assistant I've talked to who worked with Kerr in Phoenix previously, it created what has come to be known as the "Death Lineup." It became their best crunch time lineup after its success in the closing three games of the Finals, although you'd expect the opponent to be ready for a return to that alignment and get used to playing against it if they start out that way from the opening tip. Kerr also tried not to rely on it for too many minutes in the regular season because a lineup of Curry, Thompson, Iguodala, Barnes, and Greens requires extra rebounding focus from the guards and a heavy strain dealing with bigger players inside for the front line. However, Green's versatility and the group's skill level usually allows them to run opponents off the court like last year, even if it did allow some offensive rebounds...
How will the battle for the boards turn out?

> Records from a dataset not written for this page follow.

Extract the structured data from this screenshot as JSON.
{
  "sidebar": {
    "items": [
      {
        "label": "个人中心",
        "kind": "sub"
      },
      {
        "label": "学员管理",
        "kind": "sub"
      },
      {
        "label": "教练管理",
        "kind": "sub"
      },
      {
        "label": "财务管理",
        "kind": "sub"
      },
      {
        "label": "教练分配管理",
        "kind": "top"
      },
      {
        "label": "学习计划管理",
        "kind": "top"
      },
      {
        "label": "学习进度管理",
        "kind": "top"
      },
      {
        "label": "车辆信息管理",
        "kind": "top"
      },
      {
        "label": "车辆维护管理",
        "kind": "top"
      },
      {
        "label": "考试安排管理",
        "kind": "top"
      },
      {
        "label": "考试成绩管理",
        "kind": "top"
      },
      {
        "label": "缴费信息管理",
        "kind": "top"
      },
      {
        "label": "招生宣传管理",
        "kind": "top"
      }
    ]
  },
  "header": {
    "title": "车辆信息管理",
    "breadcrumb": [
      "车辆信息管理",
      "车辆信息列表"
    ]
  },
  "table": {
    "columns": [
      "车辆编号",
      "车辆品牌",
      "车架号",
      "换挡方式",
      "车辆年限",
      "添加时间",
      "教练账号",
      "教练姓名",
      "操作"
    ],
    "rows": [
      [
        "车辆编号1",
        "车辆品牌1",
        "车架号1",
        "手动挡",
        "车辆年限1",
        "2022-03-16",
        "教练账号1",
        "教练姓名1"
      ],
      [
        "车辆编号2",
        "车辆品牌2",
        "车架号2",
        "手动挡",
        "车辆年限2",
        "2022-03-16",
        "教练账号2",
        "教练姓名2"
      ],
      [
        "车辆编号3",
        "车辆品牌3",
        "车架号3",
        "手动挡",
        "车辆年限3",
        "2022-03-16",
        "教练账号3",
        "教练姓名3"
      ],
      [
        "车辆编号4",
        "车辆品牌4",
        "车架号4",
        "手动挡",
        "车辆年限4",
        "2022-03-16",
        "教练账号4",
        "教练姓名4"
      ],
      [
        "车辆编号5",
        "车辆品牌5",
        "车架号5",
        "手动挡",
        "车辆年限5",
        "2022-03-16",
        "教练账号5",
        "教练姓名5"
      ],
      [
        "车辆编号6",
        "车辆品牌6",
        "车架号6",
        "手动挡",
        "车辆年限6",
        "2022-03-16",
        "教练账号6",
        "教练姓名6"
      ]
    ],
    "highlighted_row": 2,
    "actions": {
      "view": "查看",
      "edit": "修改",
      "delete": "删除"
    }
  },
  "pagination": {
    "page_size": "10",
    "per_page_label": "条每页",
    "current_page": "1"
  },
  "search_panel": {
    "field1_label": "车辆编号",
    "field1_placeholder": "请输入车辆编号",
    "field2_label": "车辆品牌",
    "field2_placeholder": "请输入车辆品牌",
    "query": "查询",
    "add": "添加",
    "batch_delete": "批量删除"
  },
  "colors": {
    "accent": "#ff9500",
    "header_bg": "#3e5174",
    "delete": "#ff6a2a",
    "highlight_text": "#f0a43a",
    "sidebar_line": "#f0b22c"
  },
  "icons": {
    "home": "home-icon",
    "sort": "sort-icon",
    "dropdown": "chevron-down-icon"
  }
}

Facing the best rebounding team in the league during the Western Conference Finals posed a challenge for the Warriors, and they were eaten up on the glass in the Finals, as well. One of the Cleveland's big changes this season, though, is that center Timofey Mosgov hasn't been as effective after offseason knee surgery and isn't currently in the playoff rotation. Tristan Thompson is still one of the best offensive rebounders in the league, but Kevin Love and Channing Frye are often parked outside the 3 point line to space the floor. I'm curious how much we might see the offensive juggernaut look of Love at center since he can definitely still mix it up inside, but his two years in Cleveland have produced offensive rebounding rates of 6.5% and 7%, below his career average of 10.7%. James is an effective rebounder himself to go along with the pressure he puts on defenses by getting them to collapse on him and out of position for any misses, so Golden State will have to continue to get a collective effort on the glass.
So far in the playoffs, Bogut has been up and down as an interior presence, especially after being involved in a pick and roll, but the Warriors need him to be closer to how he was in Game 5 against the Thunder instead of in Game 7. Backup center Festus Ezeli may be the more active option if he can stay on the court, and I would expect to especially see minutes with Green at center whenever Frye is matched up there, as well. Kerr has been able to push the right buttons with the shaky minutes from Mo' Speights and Anderson Varejao for the most part at home, but he's got to have a short hook for them again. With Lue wanting Cleveland to run, you wouldn't expect a grind it out affair like last year, but the offensive glass can still be a dangerous weapon for them.
|Klay's never afraid of the moment.|